* Directions for this task *
Go through the data below. Pull out every line that has the word "Opciones".
_ _ _ _
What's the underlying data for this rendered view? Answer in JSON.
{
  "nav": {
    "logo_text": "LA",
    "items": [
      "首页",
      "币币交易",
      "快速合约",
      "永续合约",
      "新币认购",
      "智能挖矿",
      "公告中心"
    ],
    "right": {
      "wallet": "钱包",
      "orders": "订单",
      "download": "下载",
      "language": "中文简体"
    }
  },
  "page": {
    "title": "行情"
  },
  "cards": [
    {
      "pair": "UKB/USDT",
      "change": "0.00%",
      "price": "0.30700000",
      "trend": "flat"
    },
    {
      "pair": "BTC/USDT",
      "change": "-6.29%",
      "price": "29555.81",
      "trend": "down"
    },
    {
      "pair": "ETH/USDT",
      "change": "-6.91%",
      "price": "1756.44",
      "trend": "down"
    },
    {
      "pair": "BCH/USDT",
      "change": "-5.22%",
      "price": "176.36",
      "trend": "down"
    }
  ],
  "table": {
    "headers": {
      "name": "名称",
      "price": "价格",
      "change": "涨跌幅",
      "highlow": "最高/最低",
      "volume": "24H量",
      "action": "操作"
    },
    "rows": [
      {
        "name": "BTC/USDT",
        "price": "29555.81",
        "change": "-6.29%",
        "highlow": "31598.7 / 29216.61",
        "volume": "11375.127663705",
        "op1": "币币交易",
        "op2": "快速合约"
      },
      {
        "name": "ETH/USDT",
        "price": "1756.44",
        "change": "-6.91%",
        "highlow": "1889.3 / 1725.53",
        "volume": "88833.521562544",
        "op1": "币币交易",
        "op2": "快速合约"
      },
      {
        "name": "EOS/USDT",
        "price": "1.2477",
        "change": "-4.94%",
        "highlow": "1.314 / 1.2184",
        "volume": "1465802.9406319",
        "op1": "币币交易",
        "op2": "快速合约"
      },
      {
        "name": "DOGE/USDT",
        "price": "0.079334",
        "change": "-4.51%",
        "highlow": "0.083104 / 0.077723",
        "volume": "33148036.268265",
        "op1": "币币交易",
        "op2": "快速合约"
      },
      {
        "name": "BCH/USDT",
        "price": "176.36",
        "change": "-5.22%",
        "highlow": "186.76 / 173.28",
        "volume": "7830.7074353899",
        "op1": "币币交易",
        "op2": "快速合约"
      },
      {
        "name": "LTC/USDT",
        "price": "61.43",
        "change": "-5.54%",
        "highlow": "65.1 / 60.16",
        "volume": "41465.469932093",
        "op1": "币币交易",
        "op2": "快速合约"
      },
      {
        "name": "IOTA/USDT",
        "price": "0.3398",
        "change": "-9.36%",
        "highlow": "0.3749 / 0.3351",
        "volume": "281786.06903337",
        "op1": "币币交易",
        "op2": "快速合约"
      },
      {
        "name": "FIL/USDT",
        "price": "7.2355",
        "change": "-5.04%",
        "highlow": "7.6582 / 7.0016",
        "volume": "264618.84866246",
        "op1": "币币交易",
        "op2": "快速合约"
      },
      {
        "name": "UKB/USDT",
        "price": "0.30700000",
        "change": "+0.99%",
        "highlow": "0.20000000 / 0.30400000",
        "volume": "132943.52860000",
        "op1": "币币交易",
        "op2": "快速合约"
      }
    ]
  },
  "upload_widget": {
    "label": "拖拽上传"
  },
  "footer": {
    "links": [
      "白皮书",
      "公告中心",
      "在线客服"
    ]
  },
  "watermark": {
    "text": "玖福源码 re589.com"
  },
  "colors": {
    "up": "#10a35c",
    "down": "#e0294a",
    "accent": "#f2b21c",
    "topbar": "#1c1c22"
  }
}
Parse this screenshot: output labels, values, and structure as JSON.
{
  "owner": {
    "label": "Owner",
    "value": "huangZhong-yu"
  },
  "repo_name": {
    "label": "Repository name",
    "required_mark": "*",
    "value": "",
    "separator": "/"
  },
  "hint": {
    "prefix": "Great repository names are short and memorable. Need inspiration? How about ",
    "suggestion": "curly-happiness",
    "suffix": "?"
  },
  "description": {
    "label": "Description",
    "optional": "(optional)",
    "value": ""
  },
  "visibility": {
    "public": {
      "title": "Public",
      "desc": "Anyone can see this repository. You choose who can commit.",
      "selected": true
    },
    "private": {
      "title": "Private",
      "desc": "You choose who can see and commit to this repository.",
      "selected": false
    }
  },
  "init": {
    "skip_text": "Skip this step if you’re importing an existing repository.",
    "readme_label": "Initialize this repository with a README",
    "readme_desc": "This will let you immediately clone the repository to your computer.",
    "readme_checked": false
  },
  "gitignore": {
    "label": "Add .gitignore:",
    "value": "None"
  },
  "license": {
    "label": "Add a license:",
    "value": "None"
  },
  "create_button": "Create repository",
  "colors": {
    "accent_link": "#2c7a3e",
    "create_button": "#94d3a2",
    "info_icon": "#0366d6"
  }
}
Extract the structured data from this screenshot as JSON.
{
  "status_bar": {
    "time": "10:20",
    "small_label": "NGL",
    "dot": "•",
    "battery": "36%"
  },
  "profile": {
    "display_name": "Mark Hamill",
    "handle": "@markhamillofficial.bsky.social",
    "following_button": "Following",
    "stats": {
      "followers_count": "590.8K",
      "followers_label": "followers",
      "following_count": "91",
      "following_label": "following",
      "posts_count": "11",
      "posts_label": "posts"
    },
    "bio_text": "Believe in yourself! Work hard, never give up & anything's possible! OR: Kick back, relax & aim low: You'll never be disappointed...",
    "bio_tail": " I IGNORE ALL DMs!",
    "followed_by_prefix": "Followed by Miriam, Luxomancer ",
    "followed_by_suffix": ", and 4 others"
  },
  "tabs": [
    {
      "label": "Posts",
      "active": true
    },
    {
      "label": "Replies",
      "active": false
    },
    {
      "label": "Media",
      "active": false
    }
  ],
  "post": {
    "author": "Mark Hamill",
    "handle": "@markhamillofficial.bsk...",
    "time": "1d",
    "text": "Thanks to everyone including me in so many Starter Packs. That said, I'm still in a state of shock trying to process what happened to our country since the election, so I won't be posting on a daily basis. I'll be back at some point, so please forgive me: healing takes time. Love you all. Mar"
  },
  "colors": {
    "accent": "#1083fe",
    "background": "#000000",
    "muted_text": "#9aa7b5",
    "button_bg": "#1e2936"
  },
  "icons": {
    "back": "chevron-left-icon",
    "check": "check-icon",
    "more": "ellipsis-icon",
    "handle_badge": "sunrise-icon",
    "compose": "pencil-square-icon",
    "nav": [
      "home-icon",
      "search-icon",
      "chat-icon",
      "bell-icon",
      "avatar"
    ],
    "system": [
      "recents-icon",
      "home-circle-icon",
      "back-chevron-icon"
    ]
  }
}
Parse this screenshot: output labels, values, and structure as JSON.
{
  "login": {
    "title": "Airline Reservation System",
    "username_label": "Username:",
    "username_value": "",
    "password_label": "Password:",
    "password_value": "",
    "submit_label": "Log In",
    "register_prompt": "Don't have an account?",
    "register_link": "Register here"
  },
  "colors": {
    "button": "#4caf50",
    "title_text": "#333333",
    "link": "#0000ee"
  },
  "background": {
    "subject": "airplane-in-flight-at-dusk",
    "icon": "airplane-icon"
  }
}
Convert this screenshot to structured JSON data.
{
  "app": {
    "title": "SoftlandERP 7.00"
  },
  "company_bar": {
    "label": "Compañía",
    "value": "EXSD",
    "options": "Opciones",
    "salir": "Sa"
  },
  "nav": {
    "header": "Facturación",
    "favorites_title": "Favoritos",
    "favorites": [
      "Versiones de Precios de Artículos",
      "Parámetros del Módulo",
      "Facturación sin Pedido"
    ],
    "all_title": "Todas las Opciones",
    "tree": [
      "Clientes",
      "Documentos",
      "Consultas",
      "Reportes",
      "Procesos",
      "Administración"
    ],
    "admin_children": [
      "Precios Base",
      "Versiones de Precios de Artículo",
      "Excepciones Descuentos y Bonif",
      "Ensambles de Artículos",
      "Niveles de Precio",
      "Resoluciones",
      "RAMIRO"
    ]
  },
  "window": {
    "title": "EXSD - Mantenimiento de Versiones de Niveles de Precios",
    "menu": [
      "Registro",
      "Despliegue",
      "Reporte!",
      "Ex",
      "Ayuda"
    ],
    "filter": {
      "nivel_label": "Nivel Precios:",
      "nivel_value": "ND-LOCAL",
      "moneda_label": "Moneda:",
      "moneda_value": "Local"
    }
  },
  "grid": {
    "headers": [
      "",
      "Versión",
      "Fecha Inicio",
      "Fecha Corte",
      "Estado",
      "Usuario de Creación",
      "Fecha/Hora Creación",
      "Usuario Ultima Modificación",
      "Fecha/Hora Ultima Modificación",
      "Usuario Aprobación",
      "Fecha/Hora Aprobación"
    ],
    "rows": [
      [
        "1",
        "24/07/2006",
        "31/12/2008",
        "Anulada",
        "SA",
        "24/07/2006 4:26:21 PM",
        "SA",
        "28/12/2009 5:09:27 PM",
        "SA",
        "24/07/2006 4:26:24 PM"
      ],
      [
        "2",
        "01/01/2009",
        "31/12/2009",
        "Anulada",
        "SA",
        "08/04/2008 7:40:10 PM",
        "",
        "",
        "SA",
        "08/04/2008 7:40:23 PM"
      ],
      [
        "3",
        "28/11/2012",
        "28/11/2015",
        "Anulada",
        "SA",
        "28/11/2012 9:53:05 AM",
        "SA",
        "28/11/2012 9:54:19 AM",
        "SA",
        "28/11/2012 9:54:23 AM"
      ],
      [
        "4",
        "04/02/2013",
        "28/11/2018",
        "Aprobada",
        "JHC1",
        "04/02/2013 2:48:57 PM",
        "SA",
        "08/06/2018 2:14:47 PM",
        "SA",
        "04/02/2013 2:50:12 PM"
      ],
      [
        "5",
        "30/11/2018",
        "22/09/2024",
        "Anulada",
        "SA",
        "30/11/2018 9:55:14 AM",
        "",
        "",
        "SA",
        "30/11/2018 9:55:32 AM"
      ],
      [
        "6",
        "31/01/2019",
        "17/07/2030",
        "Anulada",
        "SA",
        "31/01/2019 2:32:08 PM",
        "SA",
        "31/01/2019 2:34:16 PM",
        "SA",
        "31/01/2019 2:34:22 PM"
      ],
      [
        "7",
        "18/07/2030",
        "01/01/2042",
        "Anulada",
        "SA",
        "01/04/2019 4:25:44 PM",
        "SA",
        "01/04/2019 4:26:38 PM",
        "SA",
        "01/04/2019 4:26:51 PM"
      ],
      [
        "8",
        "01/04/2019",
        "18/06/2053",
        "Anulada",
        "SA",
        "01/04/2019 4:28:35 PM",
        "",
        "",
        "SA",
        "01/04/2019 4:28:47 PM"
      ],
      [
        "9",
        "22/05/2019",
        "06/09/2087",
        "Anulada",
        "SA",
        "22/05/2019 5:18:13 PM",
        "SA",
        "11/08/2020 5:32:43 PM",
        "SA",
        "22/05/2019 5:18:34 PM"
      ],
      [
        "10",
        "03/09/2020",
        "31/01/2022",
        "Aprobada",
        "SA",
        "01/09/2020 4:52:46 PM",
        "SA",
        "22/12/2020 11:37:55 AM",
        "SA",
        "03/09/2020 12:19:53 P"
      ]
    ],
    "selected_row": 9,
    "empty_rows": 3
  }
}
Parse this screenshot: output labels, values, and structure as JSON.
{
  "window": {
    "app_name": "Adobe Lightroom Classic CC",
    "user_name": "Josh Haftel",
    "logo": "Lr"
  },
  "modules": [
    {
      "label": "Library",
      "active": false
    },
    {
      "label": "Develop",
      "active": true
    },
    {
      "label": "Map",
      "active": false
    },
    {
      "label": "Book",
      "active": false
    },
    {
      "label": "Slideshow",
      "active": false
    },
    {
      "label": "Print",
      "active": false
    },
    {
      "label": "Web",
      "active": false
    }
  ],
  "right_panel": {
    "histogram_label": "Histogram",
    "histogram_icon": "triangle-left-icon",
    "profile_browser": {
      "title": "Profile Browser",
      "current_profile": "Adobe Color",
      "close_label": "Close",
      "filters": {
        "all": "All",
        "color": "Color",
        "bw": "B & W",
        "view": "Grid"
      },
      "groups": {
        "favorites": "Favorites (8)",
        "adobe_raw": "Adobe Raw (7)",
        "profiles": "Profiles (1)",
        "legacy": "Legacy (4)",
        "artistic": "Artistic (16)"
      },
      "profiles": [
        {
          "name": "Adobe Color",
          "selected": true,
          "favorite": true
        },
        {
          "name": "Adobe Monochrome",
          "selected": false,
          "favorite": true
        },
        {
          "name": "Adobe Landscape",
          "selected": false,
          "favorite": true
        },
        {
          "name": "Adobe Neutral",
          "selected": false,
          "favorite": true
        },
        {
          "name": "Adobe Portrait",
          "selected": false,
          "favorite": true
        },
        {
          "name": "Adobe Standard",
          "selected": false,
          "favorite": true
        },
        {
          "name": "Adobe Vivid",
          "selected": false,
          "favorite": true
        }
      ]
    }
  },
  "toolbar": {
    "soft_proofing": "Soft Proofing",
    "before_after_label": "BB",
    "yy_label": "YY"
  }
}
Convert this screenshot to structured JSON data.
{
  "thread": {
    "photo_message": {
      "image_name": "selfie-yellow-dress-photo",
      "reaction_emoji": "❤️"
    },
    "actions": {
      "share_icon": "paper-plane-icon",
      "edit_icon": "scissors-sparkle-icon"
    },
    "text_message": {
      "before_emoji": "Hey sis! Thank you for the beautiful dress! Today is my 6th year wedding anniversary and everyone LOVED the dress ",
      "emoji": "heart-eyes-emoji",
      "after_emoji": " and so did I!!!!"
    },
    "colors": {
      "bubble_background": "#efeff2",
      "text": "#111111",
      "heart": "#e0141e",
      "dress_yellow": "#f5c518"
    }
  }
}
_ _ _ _
* Answer box *
    "options": "Opciones",
    "all_title": "Todas las Opciones",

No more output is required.